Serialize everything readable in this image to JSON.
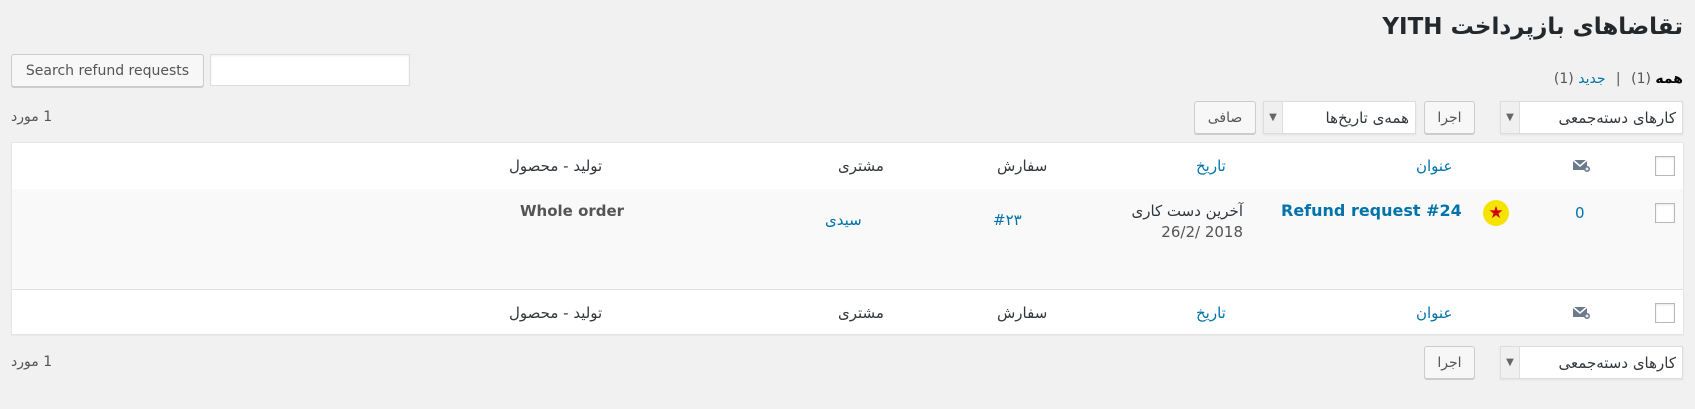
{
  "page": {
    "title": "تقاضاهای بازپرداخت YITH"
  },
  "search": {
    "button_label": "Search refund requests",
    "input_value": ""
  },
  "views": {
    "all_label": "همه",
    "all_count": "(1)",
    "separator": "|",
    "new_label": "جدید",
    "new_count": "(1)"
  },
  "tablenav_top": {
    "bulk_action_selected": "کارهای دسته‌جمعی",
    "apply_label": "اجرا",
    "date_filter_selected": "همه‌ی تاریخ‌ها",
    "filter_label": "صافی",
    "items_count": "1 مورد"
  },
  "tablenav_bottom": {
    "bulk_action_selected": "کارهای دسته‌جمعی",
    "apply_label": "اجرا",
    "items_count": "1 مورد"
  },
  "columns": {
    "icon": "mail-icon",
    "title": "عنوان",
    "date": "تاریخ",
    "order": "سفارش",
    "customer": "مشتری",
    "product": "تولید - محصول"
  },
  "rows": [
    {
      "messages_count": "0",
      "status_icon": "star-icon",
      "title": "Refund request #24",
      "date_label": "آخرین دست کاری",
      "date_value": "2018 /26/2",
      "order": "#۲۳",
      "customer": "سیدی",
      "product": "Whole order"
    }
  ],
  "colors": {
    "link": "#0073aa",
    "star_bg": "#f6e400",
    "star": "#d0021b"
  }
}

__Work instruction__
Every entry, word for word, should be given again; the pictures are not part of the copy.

__The completed task__
Serialize everything readable in this image to JSON.
{
  "page": {
    "title": "تقاضاهای بازپرداخت YITH"
  },
  "search": {
    "button_label": "Search refund requests",
    "input_value": ""
  },
  "views": {
    "all_label": "همه",
    "all_count": "(1)",
    "separator": "|",
    "new_label": "جدید",
    "new_count": "(1)"
  },
  "tablenav_top": {
    "bulk_action_selected": "کارهای دسته‌جمعی",
    "apply_label": "اجرا",
    "date_filter_selected": "همه‌ی تاریخ‌ها",
    "filter_label": "صافی",
    "items_count": "1 مورد"
  },
  "tablenav_bottom": {
    "bulk_action_selected": "کارهای دسته‌جمعی",
    "apply_label": "اجرا",
    "items_count": "1 مورد"
  },
  "columns": {
    "icon": "mail-icon",
    "title": "عنوان",
    "date": "تاریخ",
    "order": "سفارش",
    "customer": "مشتری",
    "product": "تولید - محصول"
  },
  "rows": [
    {
      "messages_count": "0",
      "status_icon": "star-icon",
      "title": "Refund request #24",
      "date_label": "آخرین دست کاری",
      "date_value": "2018 /26/2",
      "order": "#۲۳",
      "customer": "سیدی",
      "product": "Whole order"
    }
  ],
  "colors": {
    "link": "#0073aa",
    "star_bg": "#f6e400",
    "star": "#d0021b"
  }
}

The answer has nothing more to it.